Stroke is more common than you’d think, and how quickly you get treatment makes a difference in how severe the damage to your brain is.
Stroke is the fifth leading cause of death in the United States, but survival rates have improved over the past few decades. The two main reasons for this include education and awareness. Knowing the signs and symptoms of this medical emergency increases survival and recovery rates.
What Causes a Stroke?
A stroke occurs when blood is not reaching your brain, preventing brain tissue from getting oxygen and nutrients. “Just as a heart attack happens when blood doesn’t get to your heart, the easiest way to think about a stroke is as a brain attack. Blood flow to your brain is interrupted or reduced,” states Stephanie Knewbow, Registered Nurse and Director of the Emergency Department at Pullman Regional Hospital.
The most common type of stroke, ischemic stroke, occurs when a blood clot blocks blood flow to the brain. A hemorrhagic stroke is caused by a blood vessel that leaks or ruptures in the brain.
Stroke Signs and Symptoms
“A quick assessment a family member can do is to use what we call the ‘BE FAST’ assessment,” says Knewbow. It stands for:
Balance: is the person having sudden trouble balancing, standing, or coordinating?
Eyesight changes: is the person experiencing sudden blurred or double vision? Are they experiencing sudden vision loss in one or both of their eyes?
Face: is one side of their face drooping or numb? Ask the person to smile to check.
Arms: can they raise them equally? Does one arm drift downwards?
Speech: can you understand their speech? Is it slurred or difficult to understand?

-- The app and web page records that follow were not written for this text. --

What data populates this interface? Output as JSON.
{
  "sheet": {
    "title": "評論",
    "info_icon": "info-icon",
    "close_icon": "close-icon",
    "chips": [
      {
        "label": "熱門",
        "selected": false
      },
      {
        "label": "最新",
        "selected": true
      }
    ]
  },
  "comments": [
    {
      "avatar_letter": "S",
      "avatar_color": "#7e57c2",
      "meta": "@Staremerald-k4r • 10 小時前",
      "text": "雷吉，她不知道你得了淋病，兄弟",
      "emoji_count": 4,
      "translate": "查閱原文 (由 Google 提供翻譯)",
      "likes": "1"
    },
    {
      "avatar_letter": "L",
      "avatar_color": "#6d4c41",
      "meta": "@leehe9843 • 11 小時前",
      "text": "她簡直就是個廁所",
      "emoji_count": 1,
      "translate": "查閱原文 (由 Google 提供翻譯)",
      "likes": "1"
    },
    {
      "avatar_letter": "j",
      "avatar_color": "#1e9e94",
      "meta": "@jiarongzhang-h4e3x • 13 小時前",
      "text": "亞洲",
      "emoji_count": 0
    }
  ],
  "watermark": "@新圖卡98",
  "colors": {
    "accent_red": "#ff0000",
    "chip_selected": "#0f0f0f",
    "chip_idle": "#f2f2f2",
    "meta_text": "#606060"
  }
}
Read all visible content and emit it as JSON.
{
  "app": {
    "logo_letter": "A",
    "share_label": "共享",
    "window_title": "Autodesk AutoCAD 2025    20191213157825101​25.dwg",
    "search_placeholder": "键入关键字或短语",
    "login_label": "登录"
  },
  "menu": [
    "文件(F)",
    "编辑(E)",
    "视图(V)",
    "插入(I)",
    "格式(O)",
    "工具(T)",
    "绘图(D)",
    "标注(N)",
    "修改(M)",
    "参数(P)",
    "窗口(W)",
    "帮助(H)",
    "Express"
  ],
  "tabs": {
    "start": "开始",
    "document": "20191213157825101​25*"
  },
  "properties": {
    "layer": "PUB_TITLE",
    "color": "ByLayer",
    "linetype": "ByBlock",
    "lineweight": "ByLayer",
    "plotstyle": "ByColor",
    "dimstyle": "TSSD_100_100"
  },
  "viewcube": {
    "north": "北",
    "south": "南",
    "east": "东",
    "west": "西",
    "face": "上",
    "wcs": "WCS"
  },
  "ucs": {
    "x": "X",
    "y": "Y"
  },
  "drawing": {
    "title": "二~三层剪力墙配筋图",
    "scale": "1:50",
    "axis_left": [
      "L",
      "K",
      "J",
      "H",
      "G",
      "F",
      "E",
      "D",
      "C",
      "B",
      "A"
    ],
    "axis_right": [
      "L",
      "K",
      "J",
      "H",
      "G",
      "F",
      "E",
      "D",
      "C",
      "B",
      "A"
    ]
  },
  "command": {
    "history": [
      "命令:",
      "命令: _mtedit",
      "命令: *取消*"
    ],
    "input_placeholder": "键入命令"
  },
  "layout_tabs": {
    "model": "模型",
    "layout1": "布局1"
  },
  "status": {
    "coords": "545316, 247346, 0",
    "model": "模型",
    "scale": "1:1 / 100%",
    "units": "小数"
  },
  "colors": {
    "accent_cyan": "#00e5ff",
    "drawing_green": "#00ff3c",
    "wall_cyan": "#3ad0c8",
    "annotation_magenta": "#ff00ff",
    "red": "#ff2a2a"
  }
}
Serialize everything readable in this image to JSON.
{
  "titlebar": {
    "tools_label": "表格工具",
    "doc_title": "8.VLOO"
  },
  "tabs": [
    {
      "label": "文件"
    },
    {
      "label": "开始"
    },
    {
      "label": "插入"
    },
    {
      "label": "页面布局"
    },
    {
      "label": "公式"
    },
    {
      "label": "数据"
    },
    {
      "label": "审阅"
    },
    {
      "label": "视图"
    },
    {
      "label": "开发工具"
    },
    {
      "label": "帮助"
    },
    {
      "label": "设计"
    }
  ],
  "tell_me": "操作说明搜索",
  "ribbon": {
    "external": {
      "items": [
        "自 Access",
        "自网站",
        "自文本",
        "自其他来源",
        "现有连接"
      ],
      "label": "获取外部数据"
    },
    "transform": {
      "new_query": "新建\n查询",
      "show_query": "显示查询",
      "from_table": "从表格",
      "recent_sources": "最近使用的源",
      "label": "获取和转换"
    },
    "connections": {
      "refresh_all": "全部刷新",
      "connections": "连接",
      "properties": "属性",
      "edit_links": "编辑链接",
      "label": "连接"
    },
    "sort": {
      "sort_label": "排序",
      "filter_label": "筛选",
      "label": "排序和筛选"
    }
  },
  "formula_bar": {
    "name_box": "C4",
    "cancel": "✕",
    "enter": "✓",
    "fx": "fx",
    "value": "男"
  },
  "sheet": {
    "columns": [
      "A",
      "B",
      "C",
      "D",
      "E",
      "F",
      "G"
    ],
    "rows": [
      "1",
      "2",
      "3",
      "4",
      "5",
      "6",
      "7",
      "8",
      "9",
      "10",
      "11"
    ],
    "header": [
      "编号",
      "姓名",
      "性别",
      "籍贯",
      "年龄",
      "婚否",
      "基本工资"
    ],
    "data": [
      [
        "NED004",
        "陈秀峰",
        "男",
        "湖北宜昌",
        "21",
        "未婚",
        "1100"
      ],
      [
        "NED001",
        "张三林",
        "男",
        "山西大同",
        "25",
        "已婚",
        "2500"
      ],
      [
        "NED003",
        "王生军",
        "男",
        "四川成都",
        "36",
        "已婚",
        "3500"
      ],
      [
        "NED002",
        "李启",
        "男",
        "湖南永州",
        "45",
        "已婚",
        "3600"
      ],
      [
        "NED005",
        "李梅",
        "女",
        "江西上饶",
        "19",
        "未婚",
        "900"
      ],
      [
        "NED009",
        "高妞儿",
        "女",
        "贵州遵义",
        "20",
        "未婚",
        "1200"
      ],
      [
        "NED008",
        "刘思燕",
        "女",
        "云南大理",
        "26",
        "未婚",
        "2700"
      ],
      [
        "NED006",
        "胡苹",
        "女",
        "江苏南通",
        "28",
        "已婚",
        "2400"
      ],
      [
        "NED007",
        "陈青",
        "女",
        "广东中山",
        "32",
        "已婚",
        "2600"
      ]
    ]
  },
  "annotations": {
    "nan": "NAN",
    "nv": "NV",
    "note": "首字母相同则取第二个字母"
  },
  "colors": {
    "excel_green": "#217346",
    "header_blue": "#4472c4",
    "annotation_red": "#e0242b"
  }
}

Time: call 9-1-1, and get the patient to the ER as soon as possible
Knewbow cautions against driving to the emergency room yourself. Instead, call 9-1-1 immediately and wait for help to arrive. “We really encourage calling 9-1-1, because the ambulance crew can call the ER, and we will be ready for you when you arrive. We’ll quickly start our stroke protocol,” she adds.
Treatment for Stroke
For ischemic stroke, clot-dissolving medication can be used—but it must be started within four hours of the onset of symptoms. If the patient is out of the window for clot-dissolving medication, clot retrieval is an option.
“At Pullman Regional Hospital, we use what’s called Telestroke, a service offered in partnership with Sacred Heart. A neurologist can assess the patient over a video monitor and decide what treatment would be best. If the patient is having a hemorrhagic stroke, they may need a surgical procedure to repair or remove the vessel,” notes Knewbow.
Know Your Risk Factors for Stroke
Knowing stroke risk factors—such as high blood pressure, high cholesterol, and smoking—is key for stroke prevention. If all three of these are present, individuals should see their primary care physician on a consistent basis. You can also do your own blood pressure checks or enlist community services for regular monitoring.
“Most fire stations will do free blood pressure checks. You can use those self-monitors at certain stores or pharmacies,” shares Knewbow. She also advises individuals to eat a healthy diet and take steps to quit smoking.
Unfortunately, strokes do happen—even if you’re taking precautions. In that case, Knewbow urges people to remember that response time is critical. “The most important thing we want you to remember is to call 9-1-1 and to get to a hospital quickly. Time loss is brain loss. We want you to get to the ER so we can start helping you.”